[music] he had heard since Three Feet High and Rising, and it reminded
him so much of what happened back then. In a way, that's true. In 2003,
you wouldn't have been able to make that De La Soul album anymore,
because of [the strict sampling laws]. But when that album came out,
everyone was asleep. Then, all of a sudden, everyone woke up and started
copying them. We were oblivious to it then, but I can see now that the 2
many dj's CD struck a chord at the perfect time in a similar way.
URGE: When As Heard on Radio Soulwax Pt. 2 was released it popularized
the concept of the mash-up. How were you able to clear all of the
Dewaele: We can't really take credit for it, because in a way it was the
record company who found a loophole by clearing things only for Belgium
and Holland and then exporting it to the rest of the world, which, at
that point, had just become legal because of the European Union. It's
kind of a loophole, and not so cool [laughs], but they claimed it was
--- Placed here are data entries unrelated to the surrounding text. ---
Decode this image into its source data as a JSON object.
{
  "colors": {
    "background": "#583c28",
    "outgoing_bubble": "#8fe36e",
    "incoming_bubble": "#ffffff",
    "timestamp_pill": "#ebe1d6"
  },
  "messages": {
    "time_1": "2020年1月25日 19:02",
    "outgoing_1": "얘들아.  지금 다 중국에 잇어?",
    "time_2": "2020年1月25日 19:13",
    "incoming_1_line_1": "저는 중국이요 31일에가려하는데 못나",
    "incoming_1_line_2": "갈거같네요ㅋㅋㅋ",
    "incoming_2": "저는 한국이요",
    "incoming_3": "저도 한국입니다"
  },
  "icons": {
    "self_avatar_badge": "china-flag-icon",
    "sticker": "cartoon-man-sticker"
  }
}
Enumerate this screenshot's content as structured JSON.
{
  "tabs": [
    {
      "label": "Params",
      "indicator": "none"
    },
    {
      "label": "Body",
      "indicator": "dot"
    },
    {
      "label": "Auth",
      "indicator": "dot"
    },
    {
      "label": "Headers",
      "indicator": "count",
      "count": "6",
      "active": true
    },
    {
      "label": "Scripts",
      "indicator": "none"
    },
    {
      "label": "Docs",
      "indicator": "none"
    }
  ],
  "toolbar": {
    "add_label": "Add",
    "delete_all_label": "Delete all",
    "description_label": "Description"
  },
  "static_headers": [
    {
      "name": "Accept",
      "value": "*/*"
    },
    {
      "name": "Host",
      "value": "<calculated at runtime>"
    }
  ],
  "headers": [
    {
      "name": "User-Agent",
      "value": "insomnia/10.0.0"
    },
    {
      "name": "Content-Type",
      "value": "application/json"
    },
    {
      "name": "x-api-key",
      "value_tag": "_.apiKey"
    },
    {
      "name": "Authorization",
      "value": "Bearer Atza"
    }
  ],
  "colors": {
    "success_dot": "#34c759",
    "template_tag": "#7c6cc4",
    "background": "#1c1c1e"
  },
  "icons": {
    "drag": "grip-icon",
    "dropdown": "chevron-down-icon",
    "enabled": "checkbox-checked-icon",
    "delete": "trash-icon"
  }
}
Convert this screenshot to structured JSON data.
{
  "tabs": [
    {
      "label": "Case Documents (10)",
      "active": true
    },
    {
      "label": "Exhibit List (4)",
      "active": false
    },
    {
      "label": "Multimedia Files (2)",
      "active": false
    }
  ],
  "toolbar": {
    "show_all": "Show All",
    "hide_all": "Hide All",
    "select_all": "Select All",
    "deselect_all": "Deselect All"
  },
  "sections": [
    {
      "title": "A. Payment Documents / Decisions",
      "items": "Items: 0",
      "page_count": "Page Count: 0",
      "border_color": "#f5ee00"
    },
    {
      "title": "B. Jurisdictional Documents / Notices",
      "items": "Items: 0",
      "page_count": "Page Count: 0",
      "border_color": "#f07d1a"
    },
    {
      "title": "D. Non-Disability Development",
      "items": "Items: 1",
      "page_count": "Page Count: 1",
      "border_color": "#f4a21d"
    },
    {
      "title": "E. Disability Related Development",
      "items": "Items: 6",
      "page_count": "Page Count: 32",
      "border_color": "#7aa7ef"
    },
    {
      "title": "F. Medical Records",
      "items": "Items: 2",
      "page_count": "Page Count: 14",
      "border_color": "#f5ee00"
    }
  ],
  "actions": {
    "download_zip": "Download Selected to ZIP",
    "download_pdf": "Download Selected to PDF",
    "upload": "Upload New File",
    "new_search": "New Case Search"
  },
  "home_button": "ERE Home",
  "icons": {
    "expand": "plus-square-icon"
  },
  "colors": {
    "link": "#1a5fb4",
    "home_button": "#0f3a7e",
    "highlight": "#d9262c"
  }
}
the only way to do it. If they had to clear it for real for the U.K. or
U.S., it would have been a nightmare. On the publishing side, I guess it
was the first time that ... well, I don't want to get too specific, but
it used to be a rule that on a mix album, when two tracks overlap, you
can only have a cross-fade of seven seconds. Obviously, if we have an a
cappella of three minutes and put it over an instrumental of three
minutes, we're breaking the rules. So the CD went to the courts, and two
major record labels took us to court. We won both cases, so in that way,
it was a legal precedent as well.
URGE: Where's the song "E-Talking" really coming from?
Dewaele: It comes from years of playing for people who are on ecstasy
and myself not being on ecstasy (I've never done drugs in my life). It's
strange to find yourself surrounded by people who cannot wait to share
their thoughts with you. [Laughs.] But having said that, the track is a
little bit of a joke about how you find yourself in a dressing room, and
there are four guys there who want to tell you their ideas for creating
a magazine. And you're just like, "I have no idea what you're talking
about, but it sounds really funny."
URGE: When was the last time you danced?
Dewaele: Two months ago, I danced all night with my friend Erol [Alkan],
who did the weekly Trash party in London. It was the last night of the
party because he wanted to stop it on a high. It was kind of emotional,
too, because it was the end of something that had meant so much to us,
but I had the best time ever.